Directions:
Note how many lines in these entries contain "flag", and reply with that number alone.

☆ ☆ ☆

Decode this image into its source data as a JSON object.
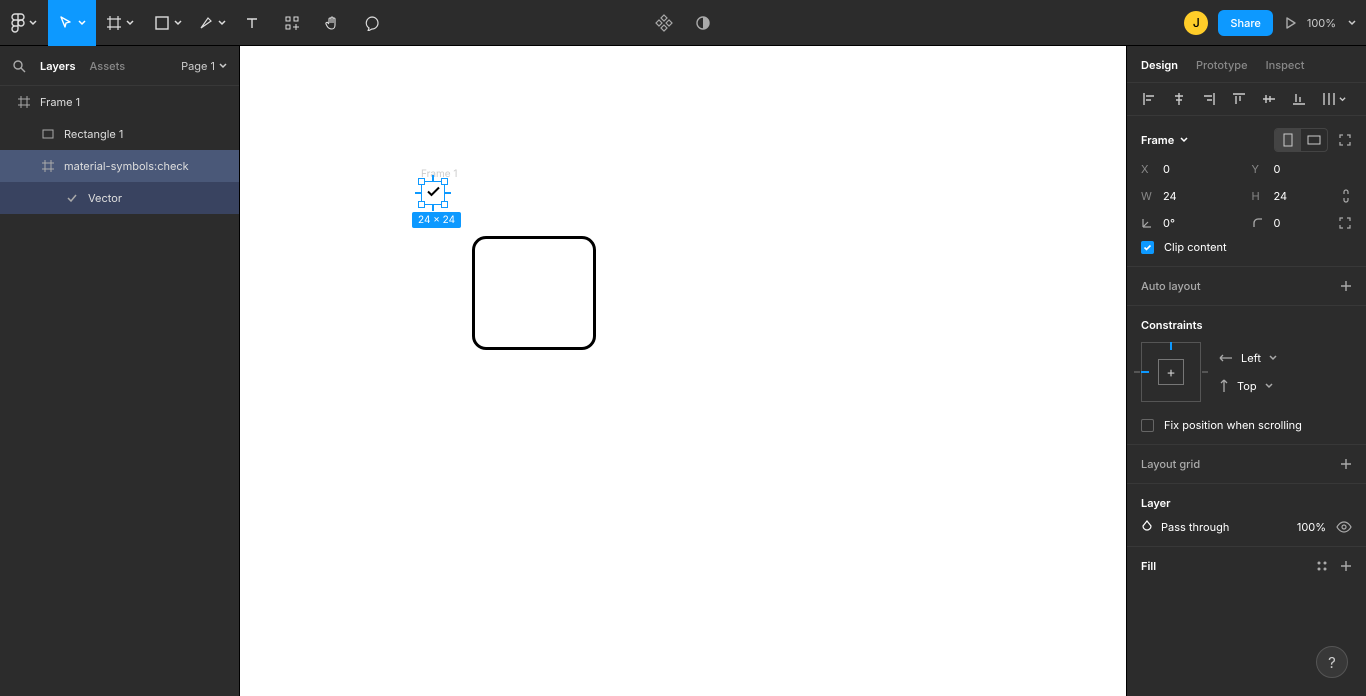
{
  "toolbar": {
    "share_label": "Share",
    "zoom_label": "100%",
    "avatar_letter": "J"
  },
  "left_panel": {
    "layers_tab": "Layers",
    "assets_tab": "Assets",
    "page_label": "Page 1",
    "layers": {
      "frame": "Frame 1",
      "rectangle": "Rectangle 1",
      "icon_frame": "material-symbols:check",
      "vector": "Vector"
    }
  },
  "canvas": {
    "frame_label": "Frame 1",
    "selection_dims": "24 × 24"
  },
  "right_panel": {
    "tabs": {
      "design": "Design",
      "prototype": "Prototype",
      "inspect": "Inspect"
    },
    "frame_section_title": "Frame",
    "props": {
      "x_label": "X",
      "x_val": "0",
      "y_label": "Y",
      "y_val": "0",
      "w_label": "W",
      "w_val": "24",
      "h_label": "H",
      "h_val": "24",
      "rot_val": "0°",
      "rad_val": "0"
    },
    "clip_content": "Clip content",
    "auto_layout": "Auto layout",
    "constraints_title": "Constraints",
    "constraint_h": "Left",
    "constraint_v": "Top",
    "fix_position": "Fix position when scrolling",
    "layout_grid": "Layout grid",
    "layer_title": "Layer",
    "pass_through": "Pass through",
    "layer_opacity": "100%",
    "fill_title": "Fill"
  }
}
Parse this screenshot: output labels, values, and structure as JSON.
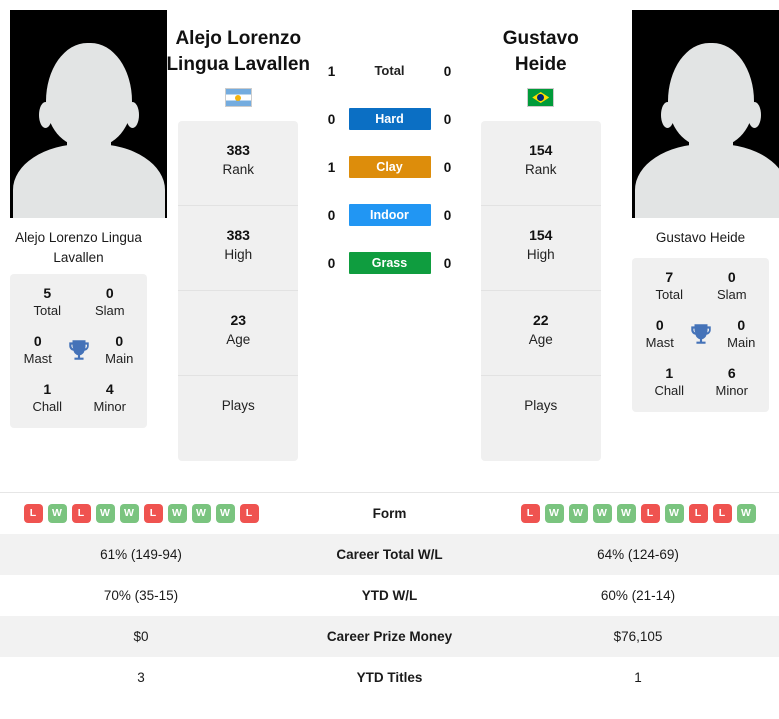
{
  "players": {
    "left": {
      "display_name": "Alejo Lorenzo\nLingua Lavallen",
      "name_line1": "Alejo Lorenzo",
      "name_line2": "Lingua Lavallen",
      "caption_name": "Alejo Lorenzo Lingua Lavallen",
      "country": "Argentina",
      "flag_icon": "flag-argentina",
      "avatar_icon": "player-avatar-placeholder",
      "titles": {
        "total_value": "5",
        "total_label": "Total",
        "slam_value": "0",
        "slam_label": "Slam",
        "mast_value": "0",
        "mast_label": "Mast",
        "main_value": "0",
        "main_label": "Main",
        "chall_value": "1",
        "chall_label": "Chall",
        "minor_value": "4",
        "minor_label": "Minor"
      },
      "stats": [
        {
          "value": "383",
          "label": "Rank"
        },
        {
          "value": "383",
          "label": "High"
        },
        {
          "value": "23",
          "label": "Age"
        },
        {
          "value": "",
          "label": "Plays"
        }
      ],
      "form": [
        "L",
        "W",
        "L",
        "W",
        "W",
        "L",
        "W",
        "W",
        "W",
        "L"
      ],
      "career_total_wl": "61% (149-94)",
      "ytd_wl": "70% (35-15)",
      "career_prize_money": "$0",
      "ytd_titles": "3"
    },
    "right": {
      "display_name": "Gustavo\nHeide",
      "name_line1": "Gustavo",
      "name_line2": "Heide",
      "caption_name": "Gustavo Heide",
      "country": "Brazil",
      "flag_icon": "flag-brazil",
      "avatar_icon": "player-avatar-placeholder",
      "titles": {
        "total_value": "7",
        "total_label": "Total",
        "slam_value": "0",
        "slam_label": "Slam",
        "mast_value": "0",
        "mast_label": "Mast",
        "main_value": "0",
        "main_label": "Main",
        "chall_value": "1",
        "chall_label": "Chall",
        "minor_value": "6",
        "minor_label": "Minor"
      },
      "stats": [
        {
          "value": "154",
          "label": "Rank"
        },
        {
          "value": "154",
          "label": "High"
        },
        {
          "value": "22",
          "label": "Age"
        },
        {
          "value": "",
          "label": "Plays"
        }
      ],
      "form": [
        "L",
        "W",
        "W",
        "W",
        "W",
        "L",
        "W",
        "L",
        "L",
        "W"
      ],
      "career_total_wl": "64% (124-69)",
      "ytd_wl": "60% (21-14)",
      "career_prize_money": "$76,105",
      "ytd_titles": "1"
    }
  },
  "head_to_head": [
    {
      "label": "Total",
      "left": "1",
      "right": "0",
      "color": "",
      "style": "plain"
    },
    {
      "label": "Hard",
      "left": "0",
      "right": "0",
      "color": "#0b6fc4",
      "style": "pill"
    },
    {
      "label": "Clay",
      "left": "1",
      "right": "0",
      "color": "#dd8d0b",
      "style": "pill"
    },
    {
      "label": "Indoor",
      "left": "0",
      "right": "0",
      "color": "#2196f3",
      "style": "pill"
    },
    {
      "label": "Grass",
      "left": "0",
      "right": "0",
      "color": "#0f9d3f",
      "style": "pill"
    }
  ],
  "table_rows": [
    {
      "key": "form",
      "label": "Form",
      "left": "",
      "right": ""
    },
    {
      "key": "career",
      "label": "Career Total W/L",
      "left": "61% (149-94)",
      "right": "64% (124-69)"
    },
    {
      "key": "ytd",
      "label": "YTD W/L",
      "left": "70% (35-15)",
      "right": "60% (21-14)"
    },
    {
      "key": "prize",
      "label": "Career Prize Money",
      "left": "$0",
      "right": "$76,105"
    },
    {
      "key": "titles",
      "label": "YTD Titles",
      "left": "3",
      "right": "1"
    }
  ],
  "icons": {
    "trophy": "trophy-icon"
  },
  "colors": {
    "win": "#7ac47f",
    "loss": "#ef5350",
    "hard": "#0b6fc4",
    "clay": "#dd8d0b",
    "indoor": "#2196f3",
    "grass": "#0f9d3f",
    "trophy": "#4472b8",
    "card_bg": "#f0f0f0",
    "row_shade": "#f2f2f2"
  }
}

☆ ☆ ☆

Solution to the exercise:
2